• [Task item]
Scan the listing below. Report each line that includes "tshirt".

• [Task data]
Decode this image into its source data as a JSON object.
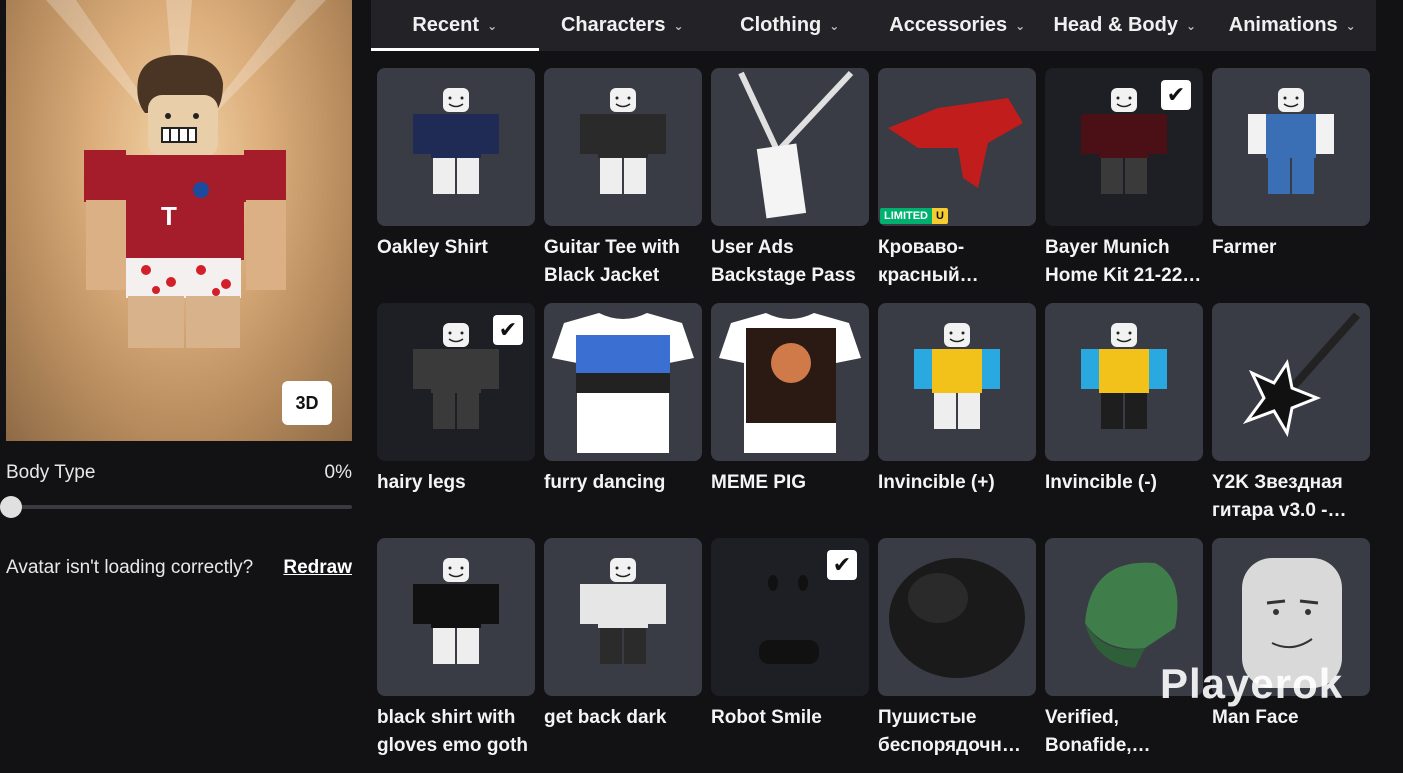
{
  "tabs": [
    {
      "label": "Recent",
      "active": true
    },
    {
      "label": "Characters",
      "active": false
    },
    {
      "label": "Clothing",
      "active": false
    },
    {
      "label": "Accessories",
      "active": false
    },
    {
      "label": "Head & Body",
      "active": false
    },
    {
      "label": "Animations",
      "active": false
    }
  ],
  "avatar": {
    "view_button": "3D",
    "body_type_label": "Body Type",
    "body_type_value": "0%",
    "body_type_fraction": 0,
    "loading_text": "Avatar isn't loading correctly?",
    "redraw_label": "Redraw"
  },
  "items": [
    {
      "name": "Oakley Shirt",
      "icon": "avatar-shirt-navy-icon",
      "selected": false,
      "badge": ""
    },
    {
      "name": "Guitar Tee with Black Jacket",
      "icon": "avatar-jacket-icon",
      "selected": false,
      "badge": ""
    },
    {
      "name": "User Ads Backstage Pass",
      "icon": "lanyard-pass-icon",
      "selected": false,
      "badge": ""
    },
    {
      "name": "Кроваво-красный…",
      "icon": "red-creature-icon",
      "selected": false,
      "badge": "LIMITED",
      "badge2": "U"
    },
    {
      "name": "Bayer Munich Home Kit 21-22…",
      "icon": "avatar-shirt-red-icon",
      "selected": true,
      "badge": ""
    },
    {
      "name": "Farmer",
      "icon": "avatar-overalls-icon",
      "selected": false,
      "badge": ""
    },
    {
      "name": "hairy legs",
      "icon": "avatar-pants-grey-icon",
      "selected": true,
      "badge": ""
    },
    {
      "name": "furry dancing",
      "icon": "tshirt-car-icon",
      "selected": false,
      "badge": ""
    },
    {
      "name": "MEME PIG",
      "icon": "tshirt-pig-icon",
      "selected": false,
      "badge": ""
    },
    {
      "name": "Invincible (+)",
      "icon": "avatar-yellow-blue-icon",
      "selected": false,
      "badge": ""
    },
    {
      "name": "Invincible (-)",
      "icon": "avatar-yellow-black-icon",
      "selected": false,
      "badge": ""
    },
    {
      "name": "Y2K Звездная гитара v3.0 -…",
      "icon": "star-guitar-icon",
      "selected": false,
      "badge": ""
    },
    {
      "name": "black shirt with gloves emo goth",
      "icon": "avatar-black-shirt-icon",
      "selected": false,
      "badge": ""
    },
    {
      "name": "get back dark",
      "icon": "avatar-dark-pants-icon",
      "selected": false,
      "badge": ""
    },
    {
      "name": "Robot Smile",
      "icon": "robot-face-icon",
      "selected": true,
      "badge": ""
    },
    {
      "name": "Пушистые беспорядочны…",
      "icon": "fluffy-hair-icon",
      "selected": false,
      "badge": ""
    },
    {
      "name": "Verified, Bonafide,…",
      "icon": "green-cap-icon",
      "selected": false,
      "badge": ""
    },
    {
      "name": "Man Face",
      "icon": "man-face-icon",
      "selected": false,
      "badge": ""
    }
  ],
  "watermark": "Playerok",
  "colors": {
    "background": "#121215",
    "tab_bar": "#232327",
    "tile": "#393b45",
    "limited_green": "#00b06f",
    "limited_yellow": "#f5cd30"
  }
}
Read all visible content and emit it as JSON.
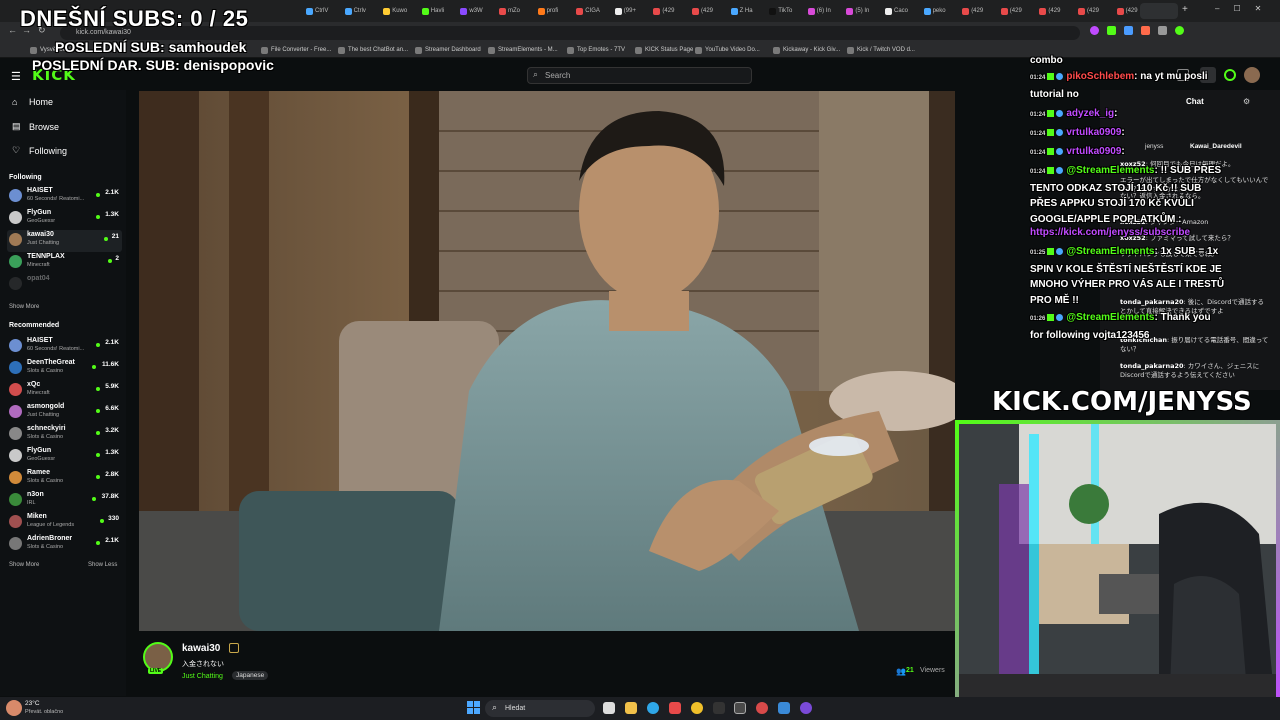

• [Exercise response]
      "icon": "tshirt-car-icon",
      "icon": "tshirt-pig-icon",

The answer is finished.